## [Task goal]
What is the count of lines below that include "values"? Reply with nothing else.

(Source records)
┄┄┄┄┄┄┄┄┄┄

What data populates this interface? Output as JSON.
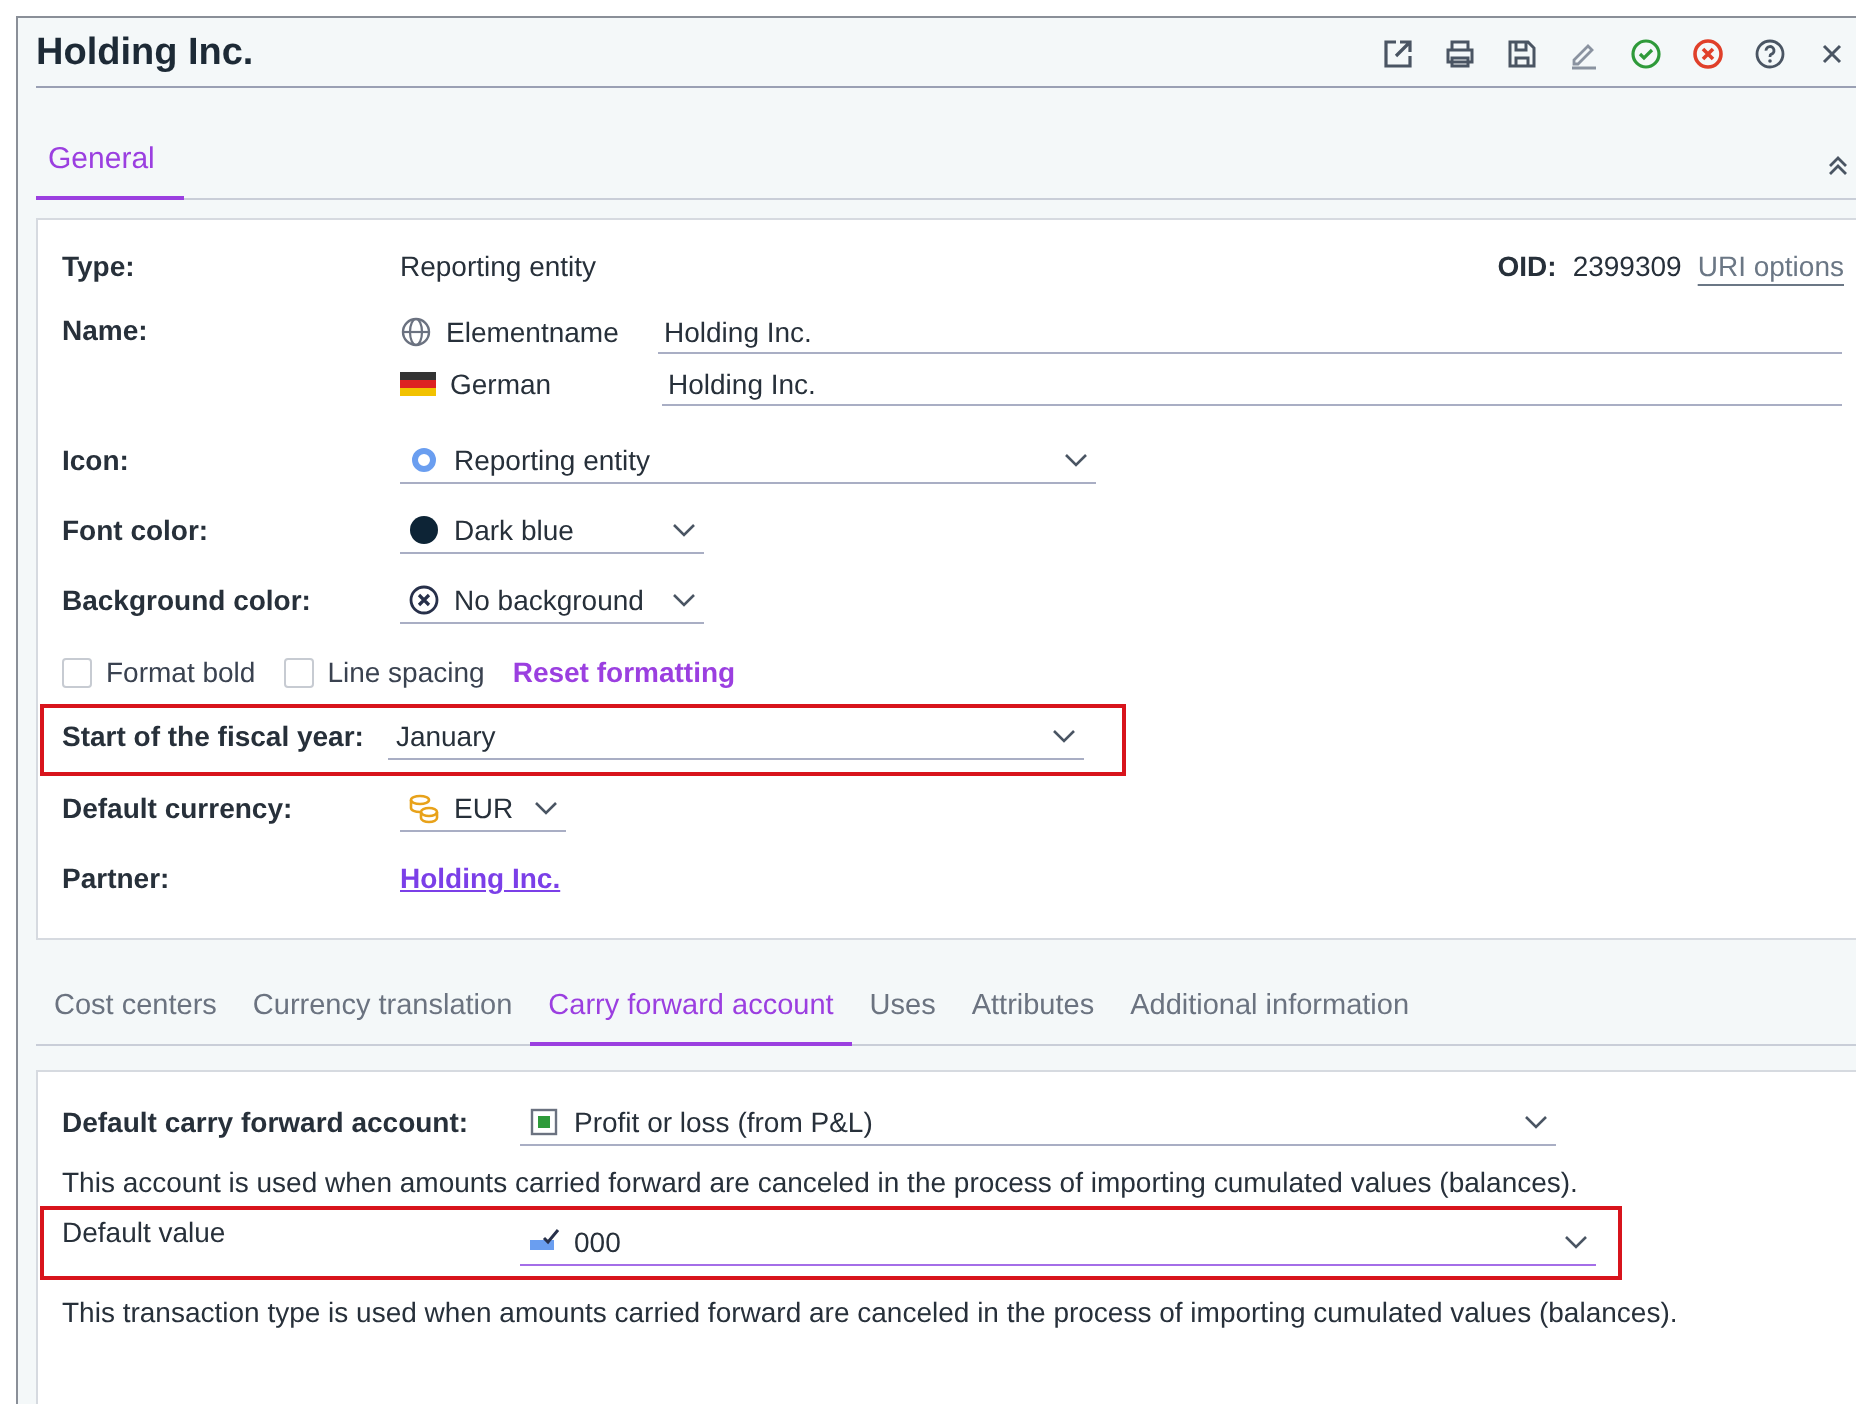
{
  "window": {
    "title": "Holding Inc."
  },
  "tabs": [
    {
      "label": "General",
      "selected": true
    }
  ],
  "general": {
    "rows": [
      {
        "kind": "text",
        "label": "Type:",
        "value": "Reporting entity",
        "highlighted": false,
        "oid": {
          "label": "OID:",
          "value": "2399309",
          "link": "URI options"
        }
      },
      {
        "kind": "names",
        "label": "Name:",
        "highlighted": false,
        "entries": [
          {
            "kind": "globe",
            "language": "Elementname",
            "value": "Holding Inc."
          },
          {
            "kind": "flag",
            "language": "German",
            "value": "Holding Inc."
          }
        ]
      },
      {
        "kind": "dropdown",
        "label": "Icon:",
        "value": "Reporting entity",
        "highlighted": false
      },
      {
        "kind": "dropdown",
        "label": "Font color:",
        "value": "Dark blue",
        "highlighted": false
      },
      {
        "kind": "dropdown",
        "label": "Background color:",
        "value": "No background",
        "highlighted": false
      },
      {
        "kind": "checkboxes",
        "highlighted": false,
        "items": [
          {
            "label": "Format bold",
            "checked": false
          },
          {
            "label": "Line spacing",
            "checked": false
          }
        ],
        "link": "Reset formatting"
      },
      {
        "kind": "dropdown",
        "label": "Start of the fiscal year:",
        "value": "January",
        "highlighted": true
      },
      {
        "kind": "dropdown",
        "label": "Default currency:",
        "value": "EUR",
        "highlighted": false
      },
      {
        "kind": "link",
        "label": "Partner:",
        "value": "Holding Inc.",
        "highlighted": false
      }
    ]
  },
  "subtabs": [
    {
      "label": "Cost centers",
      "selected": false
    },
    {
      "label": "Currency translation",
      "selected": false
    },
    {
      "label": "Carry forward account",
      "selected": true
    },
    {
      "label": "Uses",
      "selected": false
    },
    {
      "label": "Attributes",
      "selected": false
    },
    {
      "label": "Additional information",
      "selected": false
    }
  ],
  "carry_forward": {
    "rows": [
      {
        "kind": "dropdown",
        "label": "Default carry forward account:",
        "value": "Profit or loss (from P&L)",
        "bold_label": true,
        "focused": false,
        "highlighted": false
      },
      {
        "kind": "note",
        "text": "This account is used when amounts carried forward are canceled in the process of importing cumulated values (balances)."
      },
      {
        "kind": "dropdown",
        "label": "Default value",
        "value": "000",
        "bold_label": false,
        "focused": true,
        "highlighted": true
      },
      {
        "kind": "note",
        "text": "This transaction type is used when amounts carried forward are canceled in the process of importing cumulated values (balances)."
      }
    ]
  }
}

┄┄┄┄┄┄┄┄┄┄

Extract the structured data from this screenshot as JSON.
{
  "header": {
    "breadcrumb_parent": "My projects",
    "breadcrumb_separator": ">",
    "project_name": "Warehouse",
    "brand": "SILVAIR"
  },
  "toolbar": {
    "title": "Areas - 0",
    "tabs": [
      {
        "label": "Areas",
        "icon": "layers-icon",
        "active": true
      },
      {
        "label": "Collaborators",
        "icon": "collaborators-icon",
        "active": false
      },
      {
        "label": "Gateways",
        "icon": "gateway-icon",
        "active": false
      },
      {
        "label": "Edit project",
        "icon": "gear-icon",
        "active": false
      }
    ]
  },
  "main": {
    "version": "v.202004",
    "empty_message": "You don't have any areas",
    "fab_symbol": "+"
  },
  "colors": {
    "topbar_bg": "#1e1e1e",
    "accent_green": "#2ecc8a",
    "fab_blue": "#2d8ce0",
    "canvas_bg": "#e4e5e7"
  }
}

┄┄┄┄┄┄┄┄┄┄

## [Result of the exercise]
2